Rendeavour, the biggest new city builder in Africa, will be investing over $250 million worth of infrastructure in Alaro City, the new mixed-income city being built at the Lekki Free Zone (LFZ), Lagos state.
Tim Beighton, the head of marketing and communications, Rendeavour, who disclosed this at a media parley in Lagos on Wednesday, said appetite for Alaro City, has remained strong as investors and prospective homeowners continued to turn to a development that has been widely hailed as the next phase of Lagos.
Beighton said over $250 million worth of infrastructure will be invested in Alaro city and an additional $1.5 billion will be invested in building structures. “Launched in January, Alaro City is planned as a 2,000-hectare integrated mixed-use, city-scale development with industrial and logistics locations, complemented by offices, homes, schools, healthcare facilities, hotels, entertainment and 150 hectares of parks and open spaces. The project, more than twice the size of Victoria Island, is a joint venture between the Lagos State Government and Rendeavour.
“The phase one of its residential plots has already been sold out; and the phase two sales are ongoing. Businesses are also taking advantage of the mixed-use characteristics of the new city going by the several facilities under construction at the site. More than 10 businesses, spanning across national and multinational firms, are currently investing in the city,” he added.

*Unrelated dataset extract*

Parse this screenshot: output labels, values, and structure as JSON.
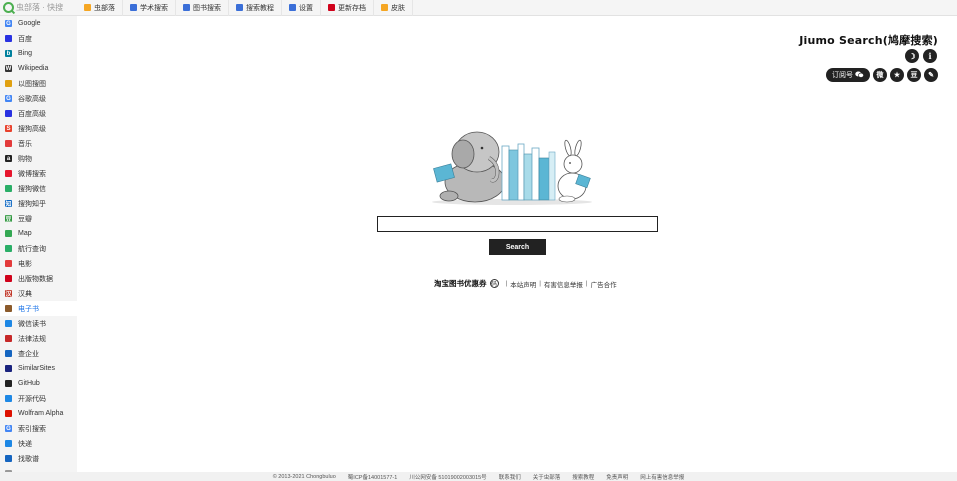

Odunayo Ojo, the CEO of Alaro City, said the new city, located in the North West Quadrant of the LFZ, lies in the growth path of Lagos and aims to serve as a model for what a modern mixed-use city looks like. “We expected high uptake of the plots, but the rate at which they are sold out has been exceptional,” he said.
As a master developer, Rendeavour is building seven new cities in Nigeria, Kenya, Ghana, Zambia and Democratic Republic of Congo, and each city costs $250 million, all in a bid to create infrastructure, living and working spaces that will help sustain and accelerate Africa’s economic growth, meet the aspirations of Africa’s burgeoning middle classes, and serve as a catalyst for further urban development, said Stephen Jennings, the founder and CEO of Rendeavour.
In terms of taxes, partner and CEO of Taxaide, a tax management firm, Bidemi Olumide said, “LFZ is exempted from all federal, state and local government taxes, levies and rates while operating in the zone. Some of these taxes include: Value Added Tax (VAT), Withholding Tax (WHT), Company Income Tax and Custom/Import Duties. This has also been identified as a magnet for investors in Alaro City.
“These investors are attracted by, among other things, the tax breaks available with operating in a free trade zone. For your company to be operating in that territory, you have a significant rebate in taxes; and that is a conservative way of putting it. You have zero to no income taxes; you have no transactions taxes; etc.
“Then on the regulatory side, you are not dealing with multiple regulators; you are dealing with one regulator, which is the Nigeria Export Processing Zones Authority (NEPZA), who then organises all the relevant regulators under one umbrella so that you have only one port of call for all regulatory matters which significantly reduces your compliant costs.”